Stored records:
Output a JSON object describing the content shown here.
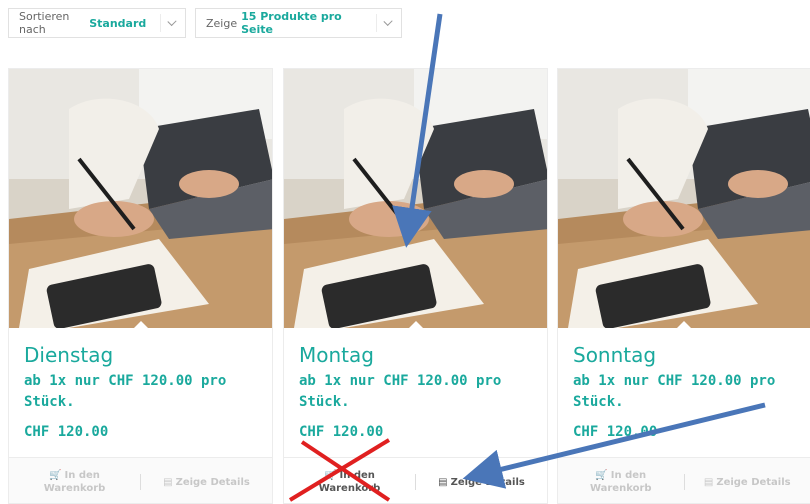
{
  "toolbar": {
    "sort_prefix": "Sortieren nach",
    "sort_value": "Standard",
    "count_prefix": "Zeige",
    "count_value": "15 Produkte pro Seite"
  },
  "products": [
    {
      "title": "Dienstag",
      "subtitle": "ab 1x nur CHF 120.00 pro Stück.",
      "price": "CHF 120.00",
      "cart_label_1": "In den",
      "cart_label_2": "Warenkorb",
      "details_label": "Zeige Details"
    },
    {
      "title": "Montag",
      "subtitle": "ab 1x nur CHF 120.00 pro Stück.",
      "price": "CHF 120.00",
      "cart_label_1": "In den",
      "cart_label_2": "Warenkorb",
      "details_label": "Zeige Details"
    },
    {
      "title": "Sonntag",
      "subtitle": "ab 1x nur CHF 120.00 pro Stück.",
      "price": "CHF 120.00",
      "cart_label_1": "In den",
      "cart_label_2": "Warenkorb",
      "details_label": "Zeige Details"
    }
  ],
  "colors": {
    "accent": "#1aa99d",
    "annotation_arrow": "#4a76b8",
    "annotation_cross": "#e02020"
  },
  "icons": [
    "cart-icon",
    "document-icon",
    "chevron-down-icon"
  ]
}
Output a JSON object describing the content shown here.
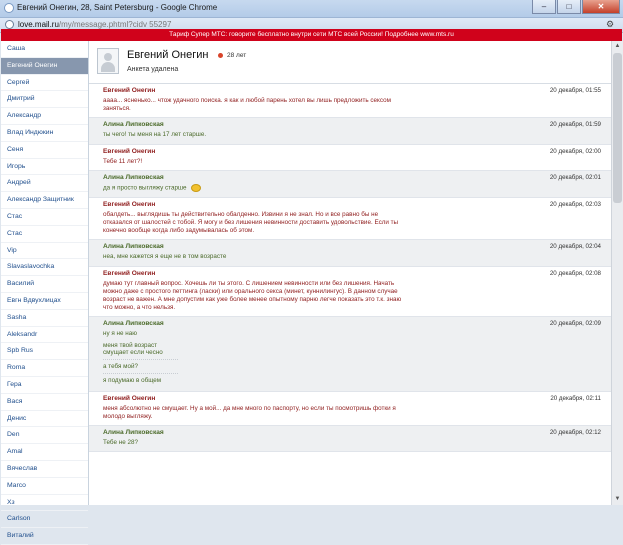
{
  "browser": {
    "tab_title": "Евгений Онегин, 28, Saint Petersburg - Google Chrome",
    "url_host": "love.mail.ru",
    "url_path": "/my/message.phtml?cidv 55297",
    "window_buttons": [
      "–",
      "□",
      "✕"
    ]
  },
  "banner": {
    "text": "Тариф Супер МТС: говорите бесплатно внутри сети МТС всей России! Подробнее www.mts.ru"
  },
  "sidebar": {
    "items": [
      {
        "label": "Саша"
      },
      {
        "label": "Евгений Онегин",
        "active": true
      },
      {
        "label": "Сергей"
      },
      {
        "label": "Дмитрий"
      },
      {
        "label": "Александр"
      },
      {
        "label": "Влад Индюкин"
      },
      {
        "label": "Сеня"
      },
      {
        "label": "Игорь"
      },
      {
        "label": "Андрей"
      },
      {
        "label": "Александр Защитник"
      },
      {
        "label": "Стас"
      },
      {
        "label": "Стас"
      },
      {
        "label": "Vip"
      },
      {
        "label": "Slavaslavochka"
      },
      {
        "label": "Василий"
      },
      {
        "label": "Евгн Вдвухлицах"
      },
      {
        "label": "Sasha"
      },
      {
        "label": "Aleksandr"
      },
      {
        "label": "Spb Rus"
      },
      {
        "label": "Roma"
      },
      {
        "label": "Гера"
      },
      {
        "label": "Вася"
      },
      {
        "label": "Денис"
      },
      {
        "label": "Den"
      },
      {
        "label": "Amal"
      },
      {
        "label": "Вячеслав"
      },
      {
        "label": "Marco"
      },
      {
        "label": "Хз"
      },
      {
        "label": "Carlson"
      },
      {
        "label": "Виталий"
      }
    ]
  },
  "profile": {
    "name": "Евгений Онегин",
    "age": "28 лет",
    "status": "Анкета удалена"
  },
  "messages": [
    {
      "author": "Евгений Онегин",
      "who": "red",
      "time": "20 декабря, 01:55",
      "text": "аааа... ясненько... чтож удачного поиска. я как и любой парень хотел вы лишь предложить сексом заняться."
    },
    {
      "author": "Алина Липковская",
      "who": "green",
      "time": "20 декабря, 01:59",
      "text": "ты чего! ты меня на 17 лет старше."
    },
    {
      "author": "Евгений Онегин",
      "who": "red",
      "time": "20 декабря, 02:00",
      "text": "Тебе 11 лет?!"
    },
    {
      "author": "Алина Липковская",
      "who": "green",
      "time": "20 декабря, 02:01",
      "text": "да я просто выгляжу старше",
      "smile": true
    },
    {
      "author": "Евгений Онегин",
      "who": "red",
      "time": "20 декабря, 02:03",
      "text": "обалдеть... выглядишь ты действительно обалденно. Извини я не знал. Но и все равно бы не отказался от шалостей с тобой. Я могу и без лишения невинности доставить удовольствие. Если ты конечно вообще когда либо задумывалась об этом."
    },
    {
      "author": "Алина Липковская",
      "who": "green",
      "time": "20 декабря, 02:04",
      "text": "неа, мне кажется я еще не в том возрасте"
    },
    {
      "author": "Евгений Онегин",
      "who": "red",
      "time": "20 декабря, 02:08",
      "text": "думаю тут главный вопрос. Хочешь ли ты этого. С лишением невинности или без лишения. Начать можно даже с простого петтинга (ласки) или орального секса (минет, куннилингус). В данном случае возраст не важен. А мне допустим как уже более менее опытному парню легче показать это т.к. знаю что можно, а что нельзя."
    },
    {
      "author": "Алина Липковская",
      "who": "green",
      "time": "20 декабря, 02:09",
      "text": "ну я не наю",
      "extra": [
        "меня твой возраст смущает если чесно",
        "а тебя мой?",
        "я подумаю в общем"
      ]
    },
    {
      "author": "Евгений Онегин",
      "who": "red",
      "time": "20 декабря, 02:11",
      "text": "меня абсолютно не смущает. Ну а мой... да мне много по паспорту, но если ты посмотришь фотки я молодо выгляжу."
    },
    {
      "author": "Алина Липковская",
      "who": "green",
      "time": "20 декабря, 02:12",
      "text": "Тебе не 28?"
    }
  ],
  "colors": {
    "banner": "#d0021b",
    "author_red": "#8f1d1d",
    "author_green": "#4b6a2a",
    "sidebar_active": "#8797ae",
    "link": "#1f4e8c"
  },
  "icons": [
    "browser-favicon-icon",
    "page-icon",
    "wrench-icon",
    "male-gender-icon",
    "smile-emoticon-icon"
  ]
}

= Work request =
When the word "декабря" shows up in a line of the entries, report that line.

= Problem solution =
      "time": "20 декабря, 01:55",
      "time": "20 декабря, 01:59",
      "time": "20 декабря, 02:00",
      "time": "20 декабря, 02:01",
      "time": "20 декабря, 02:03",
      "time": "20 декабря, 02:04",
      "time": "20 декабря, 02:08",
      "time": "20 декабря, 02:09",
      "time": "20 декабря, 02:11",
      "time": "20 декабря, 02:12",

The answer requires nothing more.